◆ **Records shown**
>>>>

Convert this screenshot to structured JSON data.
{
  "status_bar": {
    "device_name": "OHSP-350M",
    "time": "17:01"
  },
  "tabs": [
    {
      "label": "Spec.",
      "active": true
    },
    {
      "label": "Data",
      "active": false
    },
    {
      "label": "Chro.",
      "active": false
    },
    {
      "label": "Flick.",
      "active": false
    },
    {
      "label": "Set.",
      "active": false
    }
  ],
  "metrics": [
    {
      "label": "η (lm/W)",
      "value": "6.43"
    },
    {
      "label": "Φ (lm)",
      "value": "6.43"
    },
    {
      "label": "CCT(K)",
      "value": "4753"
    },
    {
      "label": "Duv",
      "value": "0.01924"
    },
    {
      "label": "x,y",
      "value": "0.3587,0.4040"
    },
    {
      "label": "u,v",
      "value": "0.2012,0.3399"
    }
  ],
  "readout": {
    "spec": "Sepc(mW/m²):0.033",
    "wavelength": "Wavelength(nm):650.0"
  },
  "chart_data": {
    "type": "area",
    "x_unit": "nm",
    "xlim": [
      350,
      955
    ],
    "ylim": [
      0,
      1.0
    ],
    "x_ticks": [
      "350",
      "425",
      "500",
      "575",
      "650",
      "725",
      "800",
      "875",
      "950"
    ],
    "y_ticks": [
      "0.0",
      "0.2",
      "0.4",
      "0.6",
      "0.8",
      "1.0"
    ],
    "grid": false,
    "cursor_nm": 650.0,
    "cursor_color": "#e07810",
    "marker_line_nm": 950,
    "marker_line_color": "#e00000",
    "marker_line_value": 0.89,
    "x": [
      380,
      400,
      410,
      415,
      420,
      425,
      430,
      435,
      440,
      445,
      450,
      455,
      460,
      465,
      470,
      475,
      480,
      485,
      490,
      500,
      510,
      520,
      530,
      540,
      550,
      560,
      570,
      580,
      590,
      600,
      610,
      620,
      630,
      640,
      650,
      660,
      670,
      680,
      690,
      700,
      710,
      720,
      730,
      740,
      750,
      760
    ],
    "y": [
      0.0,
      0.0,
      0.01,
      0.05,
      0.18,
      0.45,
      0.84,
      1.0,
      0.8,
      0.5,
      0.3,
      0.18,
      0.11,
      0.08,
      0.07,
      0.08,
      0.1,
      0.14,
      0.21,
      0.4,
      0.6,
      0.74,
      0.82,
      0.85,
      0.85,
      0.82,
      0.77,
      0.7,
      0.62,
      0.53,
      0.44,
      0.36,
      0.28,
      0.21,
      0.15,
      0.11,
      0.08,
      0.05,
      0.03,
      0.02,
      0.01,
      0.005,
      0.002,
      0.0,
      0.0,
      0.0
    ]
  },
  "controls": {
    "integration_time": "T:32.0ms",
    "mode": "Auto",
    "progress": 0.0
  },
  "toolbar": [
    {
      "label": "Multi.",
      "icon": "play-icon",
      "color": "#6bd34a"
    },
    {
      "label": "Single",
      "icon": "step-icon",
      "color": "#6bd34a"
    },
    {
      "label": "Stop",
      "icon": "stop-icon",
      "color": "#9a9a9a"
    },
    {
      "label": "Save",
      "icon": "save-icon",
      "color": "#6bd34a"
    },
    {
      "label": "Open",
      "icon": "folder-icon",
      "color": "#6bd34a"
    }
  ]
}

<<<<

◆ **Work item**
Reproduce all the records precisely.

◆ **Exercise output**
Convert this screenshot to structured JSON data.
{
  "status_bar": {
    "device_name": "OHSP-350M",
    "time": "17:01"
  },
  "tabs": [
    {
      "label": "Spec.",
      "active": true
    },
    {
      "label": "Data",
      "active": false
    },
    {
      "label": "Chro.",
      "active": false
    },
    {
      "label": "Flick.",
      "active": false
    },
    {
      "label": "Set.",
      "active": false
    }
  ],
  "metrics": [
    {
      "label": "η (lm/W)",
      "value": "6.43"
    },
    {
      "label": "Φ (lm)",
      "value": "6.43"
    },
    {
      "label": "CCT(K)",
      "value": "4753"
    },
    {
      "label": "Duv",
      "value": "0.01924"
    },
    {
      "label": "x,y",
      "value": "0.3587,0.4040"
    },
    {
      "label": "u,v",
      "value": "0.2012,0.3399"
    }
  ],
  "readout": {
    "spec": "Sepc(mW/m²):0.033",
    "wavelength": "Wavelength(nm):650.0"
  },
  "chart_data": {
    "type": "area",
    "x_unit": "nm",
    "xlim": [
      350,
      955
    ],
    "ylim": [
      0,
      1.0
    ],
    "x_ticks": [
      "350",
      "425",
      "500",
      "575",
      "650",
      "725",
      "800",
      "875",
      "950"
    ],
    "y_ticks": [
      "0.0",
      "0.2",
      "0.4",
      "0.6",
      "0.8",
      "1.0"
    ],
    "grid": false,
    "cursor_nm": 650.0,
    "cursor_color": "#e07810",
    "marker_line_nm": 950,
    "marker_line_color": "#e00000",
    "marker_line_value": 0.89,
    "x": [
      380,
      400,
      410,
      415,
      420,
      425,
      430,
      435,
      440,
      445,
      450,
      455,
      460,
      465,
      470,
      475,
      480,
      485,
      490,
      500,
      510,
      520,
      530,
      540,
      550,
      560,
      570,
      580,
      590,
      600,
      610,
      620,
      630,
      640,
      650,
      660,
      670,
      680,
      690,
      700,
      710,
      720,
      730,
      740,
      750,
      760
    ],
    "y": [
      0.0,
      0.0,
      0.01,
      0.05,
      0.18,
      0.45,
      0.84,
      1.0,
      0.8,
      0.5,
      0.3,
      0.18,
      0.11,
      0.08,
      0.07,
      0.08,
      0.1,
      0.14,
      0.21,
      0.4,
      0.6,
      0.74,
      0.82,
      0.85,
      0.85,
      0.82,
      0.77,
      0.7,
      0.62,
      0.53,
      0.44,
      0.36,
      0.28,
      0.21,
      0.15,
      0.11,
      0.08,
      0.05,
      0.03,
      0.02,
      0.01,
      0.005,
      0.002,
      0.0,
      0.0,
      0.0
    ]
  },
  "controls": {
    "integration_time": "T:32.0ms",
    "mode": "Auto",
    "progress": 0.0
  },
  "toolbar": [
    {
      "label": "Multi.",
      "icon": "play-icon",
      "color": "#6bd34a"
    },
    {
      "label": "Single",
      "icon": "step-icon",
      "color": "#6bd34a"
    },
    {
      "label": "Stop",
      "icon": "stop-icon",
      "color": "#9a9a9a"
    },
    {
      "label": "Save",
      "icon": "save-icon",
      "color": "#6bd34a"
    },
    {
      "label": "Open",
      "icon": "folder-icon",
      "color": "#6bd34a"
    }
  ]
}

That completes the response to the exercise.